- Insider buying continues as far more significant than insider selling. As I mentioned earlier, insider selling could indicate the need for cash for larger purchases such as real estate, funding a college education, paying taxes, etc. We could only consider this a red flag if the whole management team sells large volumes of shares.
- Who’s doing the buying of shares? Most of us would assume that following the chairman, chief financial officer, and vice presidents as a no-brainer, which corresponds to the right answer. However, don’t ignore transactions occurring farther down the food chain. Managers closer to the company’s operations buying shares equals a great vote of confidence.
- Pay attention to the size of the purchase relative to the total holdings; those purchases speak volumes about the confidence in the company. When a CEO buys 250,000 shares when he already owns 500,000, that equals a very bullish signal; if you see a lower-level manager who owns 5000 shares triple his ownership to 15,000 shares, that equates to incredibly bullish.
The following examples illustrate general fundamentals that you should follow when tracking insider buying. The behavior of insiders will speak volumes about the trust in the company, and there remains no better way to observe the behavior of the leadership team of your company than their stock ownership behaviors.
Fundamentals of Tracking Insider Buying:
- The size of the trade is important. The dollar value of a buyer equals emphasis. If Bill Gates buys a few shares, not that big of a deal, but if the regional vice president spends a year’s salary on purchasing shares, pay attention!

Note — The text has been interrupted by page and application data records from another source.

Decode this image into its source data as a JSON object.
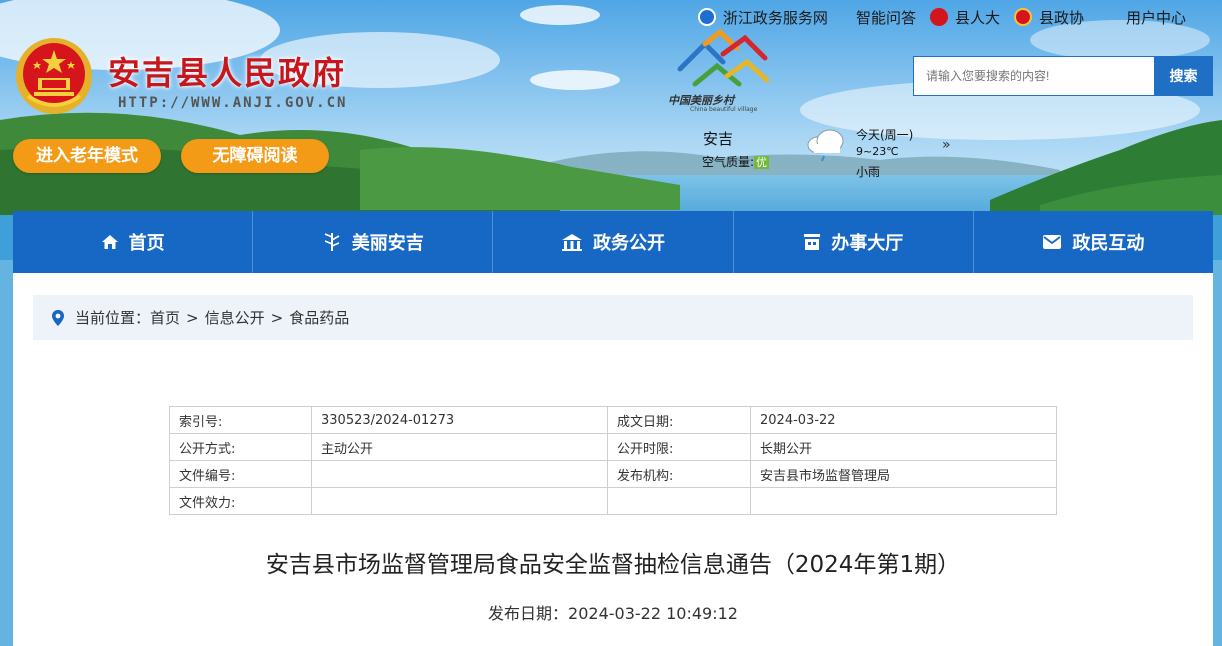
{
  "top_links": [
    {
      "label": "浙江政务服务网",
      "icon": "zhejiang-gov-service-icon"
    },
    {
      "label": "智能问答",
      "icon": ""
    },
    {
      "label": "县人大",
      "icon": "party-emblem-icon"
    },
    {
      "label": "县政协",
      "icon": "cppcc-emblem-icon"
    },
    {
      "label": "用户中心",
      "icon": ""
    }
  ],
  "site": {
    "title": "安吉县人民政府",
    "url": "HTTP://WWW.ANJI.GOV.CN"
  },
  "mode_buttons": {
    "elder": "进入老年模式",
    "accessible": "无障碍阅读"
  },
  "village_logo": {
    "cn": "中国美丽乡村",
    "en": "China beautiful village"
  },
  "search": {
    "placeholder": "请输入您要搜索的内容!",
    "button": "搜索"
  },
  "weather": {
    "city": "安吉",
    "air_quality_label": "空气质量:",
    "air_quality_level": "优",
    "day": "今天(周一)",
    "temp": "9~23℃",
    "condition": "小雨",
    "more": "»"
  },
  "nav": [
    {
      "label": "首页",
      "icon": "home-icon"
    },
    {
      "label": "美丽安吉",
      "icon": "bamboo-icon"
    },
    {
      "label": "政务公开",
      "icon": "gov-building-icon"
    },
    {
      "label": "办事大厅",
      "icon": "service-hall-icon"
    },
    {
      "label": "政民互动",
      "icon": "mail-icon"
    }
  ],
  "breadcrumb": {
    "prefix": "当前位置：",
    "items": [
      "首页",
      "信息公开",
      "食品药品"
    ],
    "separator": ">"
  },
  "meta": {
    "index_label": "索引号:",
    "index_value": "330523/2024-01273",
    "date_label": "成文日期:",
    "date_value": "2024-03-22",
    "mode_label": "公开方式:",
    "mode_value": "主动公开",
    "period_label": "公开时限:",
    "period_value": "长期公开",
    "docno_label": "文件编号:",
    "docno_value": "",
    "org_label": "发布机构:",
    "org_value": "安吉县市场监督管理局",
    "validity_label": "文件效力:",
    "validity_value": ""
  },
  "article": {
    "title": "安吉县市场监督管理局食品安全监督抽检信息通告（2024年第1期）",
    "publish_date": "发布日期：2024-03-22 10:49:12"
  },
  "colors": {
    "nav_blue": "#1767c4",
    "title_red": "#c8161d",
    "pill_orange": "#f39a16"
  }
}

- The type of dealing is important; buying exemplifies far more impact than selling shares. The sales of shares indicate a cash flow issue for the seller; they need cash for a large purchase, and liquidating their shares remains easier than taking out a loan.
- Pay attention to the number of insiders buying or selling; the best scenario is finding a situation that includes two or more insiders buying shares in a compressed period.
- The price paid for the transaction is important, as you would expect that insiders would buy when the price was low and sell when the price was high. Pay attention to when the transactions occurred and the selling price; if the price is significantly different from the current price, wait for more insider buying to confirm the behavior.
- Insiders tend to be early in their transactions, especially when buying shares.
Ok, now we know how to read a Form 4 and have some general rules on tracking the transactions. Where do we find the data to follow these transactions?
Where Can We Track Form 4 Transactions?
Several websites offer the ability to track insider activity of any company:
All the above sites provide free access to search for different companies and their insider activity.
Another opportunity to track any financial forms filed by your company is to sign up for RSS alerts on the SEC.gov website. A radial dial allows you to sign up for alerts to your feed for any company you follow. As a side note, this is a great way to be aware of when your company files a 10-k, 10-q, or 8-k.
The Form 4 is a straightforward filing that allows the average investor to get insight into the stock transactions of the management of any public company that they are following.
Using the form to your advantage to find companies that management has confidence in enough to invest their own money back into the company is an extremely bullish signal.
A whole sector of the investment community tracks these transactions quite closely, and it is a major factor in their analysis of companies.
When I am looking at buying a company, one of the checkboxes I have on my list is to look and see if any insiders are currently buying shares or selling shares. Assessing management is difficult, especially without direct access. Using Form 4 gives a little insight into what the management thinks about the future prospects of its company.
That is going is going to wrap up our discussion on Form 4 today.
Thank you for taking the time out of your day to read this post. I hope you find some value that you can use on your investing journey.
If I can be of any further assistance, please don’t hesitate to reach out.
Until next time.
Take care and stay safe out there,